Tuvan throat singing is a distinctively wordless vocal style; as the name suggests, the singing is throaty and guttural, producing buzzing, whistling sounds. There are many stylistic variants, among them hoomei, kargyraa, borbangnadyr, and sygyt. Several notes are produced by one singer, one note being dominant and the others being harmonics. Sygyt is a high-pitched style in which two notes are produced using the syllable "er". Hoomei stylists can produce three or four notes using the syllable "oo". Kargyraa produces usually two, but sometimes up to three or four notes using the syllable "uh". It is a very low-pitched style.

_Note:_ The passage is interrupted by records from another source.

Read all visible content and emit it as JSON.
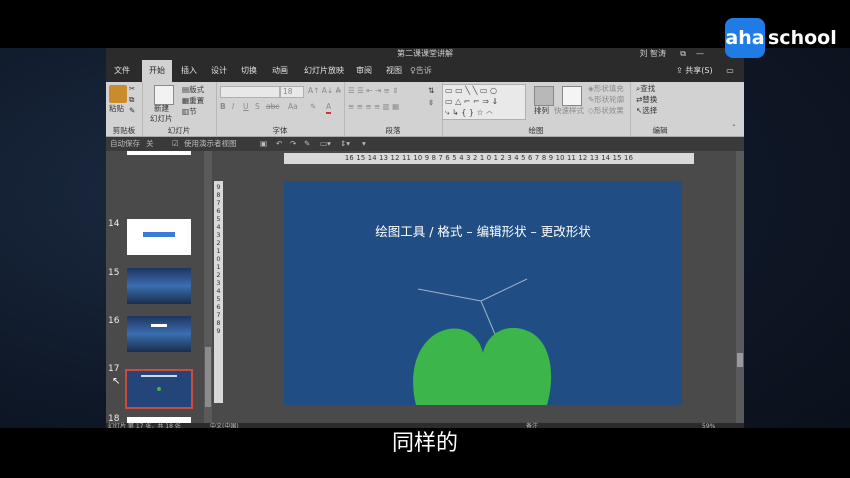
{
  "video": {
    "logo_main": "aha",
    "logo_sub": "school",
    "subtitle": "同样的"
  },
  "window": {
    "title": "第二课课堂讲解",
    "user": "刘 智涛"
  },
  "tabs": [
    {
      "label": "文件"
    },
    {
      "label": "开始"
    },
    {
      "label": "插入"
    },
    {
      "label": "设计"
    },
    {
      "label": "切换"
    },
    {
      "label": "动画"
    },
    {
      "label": "幻灯片放映"
    },
    {
      "label": "审阅"
    },
    {
      "label": "视图"
    }
  ],
  "tell_me": "告诉",
  "share": "共享(S)",
  "ribbon": {
    "clipboard": {
      "paste": "粘贴",
      "label": "剪贴板"
    },
    "slides": {
      "new_slide": "新建",
      "new_slide2": "幻灯片",
      "layout": "版式",
      "reset": "重置",
      "section": "节",
      "label": "幻灯片"
    },
    "font": {
      "size": "18",
      "bold": "B",
      "italic": "I",
      "underline": "U",
      "strike": "S",
      "spacing": "abc",
      "case": "Aa",
      "font_color": "A",
      "label": "字体"
    },
    "paragraph": {
      "label": "段落"
    },
    "drawing": {
      "arrange": "排列",
      "quick_styles": "快速样式",
      "fill": "形状填充",
      "outline": "形状轮廓",
      "effects": "形状效果",
      "label": "绘图"
    },
    "editing": {
      "find": "查找",
      "replace": "替换",
      "select": "选择",
      "label": "编辑"
    }
  },
  "qat": {
    "autosave": "自动保存",
    "off": "关",
    "presenter_view": "使用演示者视图"
  },
  "ruler": {
    "horizontal": "16 15 14 13 12 11 10 9 8 7 6 5 4 3 2 1 0 1 2 3 4 5 6 7 8 9 10 11 12 13 14 15 16",
    "vertical": "9 8 7 6 5 4 3 2 1 0 1 2 3 4 5 6 7 8 9"
  },
  "slides": [
    {
      "num": "14"
    },
    {
      "num": "15"
    },
    {
      "num": "16"
    },
    {
      "num": "17"
    },
    {
      "num": "18"
    }
  ],
  "slide_content": {
    "title": "绘图工具 / 格式 – 编辑形状 – 更改形状",
    "shape_color": "#3cb54a",
    "slide_bg": "#1f4d84"
  },
  "status": {
    "left": "幻灯片 第 17 张，共 18 张",
    "lang": "中文(中国)",
    "notes": "备注",
    "zoom": "59%"
  }
}
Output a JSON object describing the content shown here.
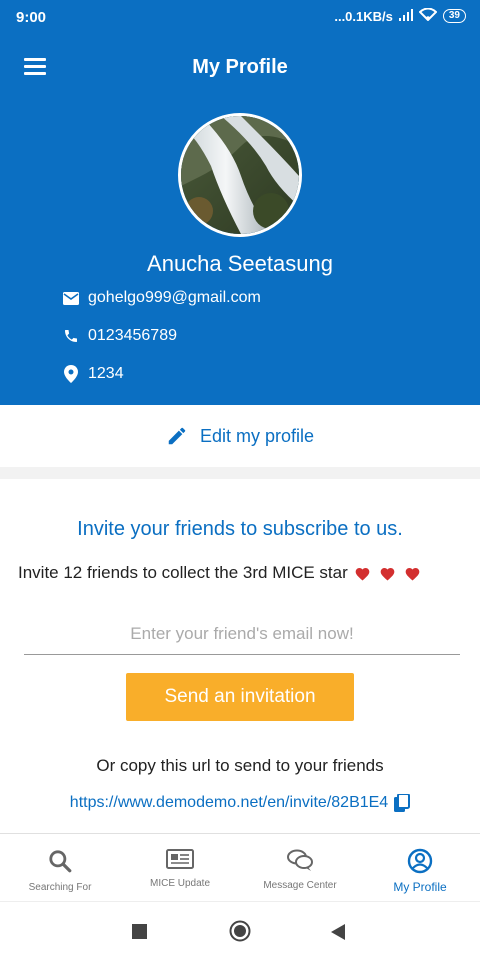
{
  "status": {
    "time": "9:00",
    "network": "...0.1KB/s",
    "battery": "39"
  },
  "header": {
    "title": "My Profile"
  },
  "profile": {
    "name": "Anucha Seetasung",
    "email": "gohelgo999@gmail.com",
    "phone": "0123456789",
    "location": "1234"
  },
  "edit": {
    "label": "Edit my profile"
  },
  "invite": {
    "title": "Invite your friends to subscribe to us.",
    "subtitle": "Invite 12 friends to collect the 3rd MICE star",
    "input_placeholder": "Enter your friend's email now!",
    "button_label": "Send an invitation",
    "copy_text": "Or copy this url to send to your friends",
    "url": "https://www.demodemo.net/en/invite/82B1E4"
  },
  "tabs": [
    {
      "label": "Searching For",
      "icon": "search-icon"
    },
    {
      "label": "MICE Update",
      "icon": "newspaper-icon"
    },
    {
      "label": "Message Center",
      "icon": "chat-icon"
    },
    {
      "label": "My Profile",
      "icon": "profile-icon",
      "active": true
    }
  ],
  "colors": {
    "primary": "#0b6fc2",
    "accent": "#f9ae2a",
    "heart": "#d32f2f"
  }
}
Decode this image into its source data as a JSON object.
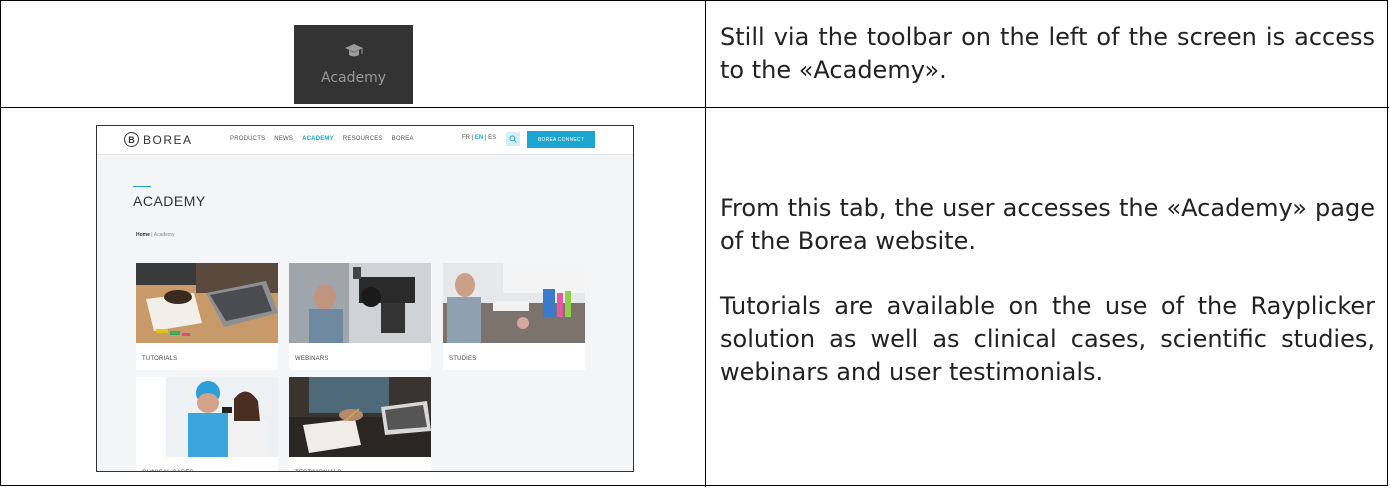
{
  "row1": {
    "toolbar_button_label": "Academy",
    "toolbar_button_icon": "graduation-cap-icon",
    "description": "Still via the toolbar on the left of the screen is access to the «Academy»."
  },
  "row2": {
    "paragraph1": "From this tab, the user accesses the «Academy» page of the Borea website.",
    "paragraph2": "Tutorials are available on the use of the Rayplicker solution as well as clinical cases, scientific studies, webinars and user testimonials."
  },
  "site": {
    "logo_letter": "B",
    "logo_text": "BOREA",
    "nav": [
      "PRODUCTS",
      "NEWS",
      "ACADEMY",
      "RESOURCES",
      "BOREA"
    ],
    "active_nav": "ACADEMY",
    "lang": [
      "FR",
      "EN",
      "ES"
    ],
    "lang_selected": "EN",
    "connect_label": "BOREA CONNECT",
    "title": "ACADEMY",
    "breadcrumb": {
      "home": "Home",
      "separator": "|",
      "current": "Academy"
    },
    "cards": [
      "TUTORIALS",
      "WEBINARS",
      "STUDIES",
      "CLINICAL CASES",
      "TESTIMONIALS"
    ],
    "colors": {
      "accent": "#1aa6d0",
      "toolbar_bg": "#333333"
    }
  }
}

Chylandyk style is not used as often as the others; it mixes elements of sygyt with kargyraa. Ezenggileer is a style that uses a rhythmic pulse to aurally simulate riding on horseback.
Other Styles in Asian Traditions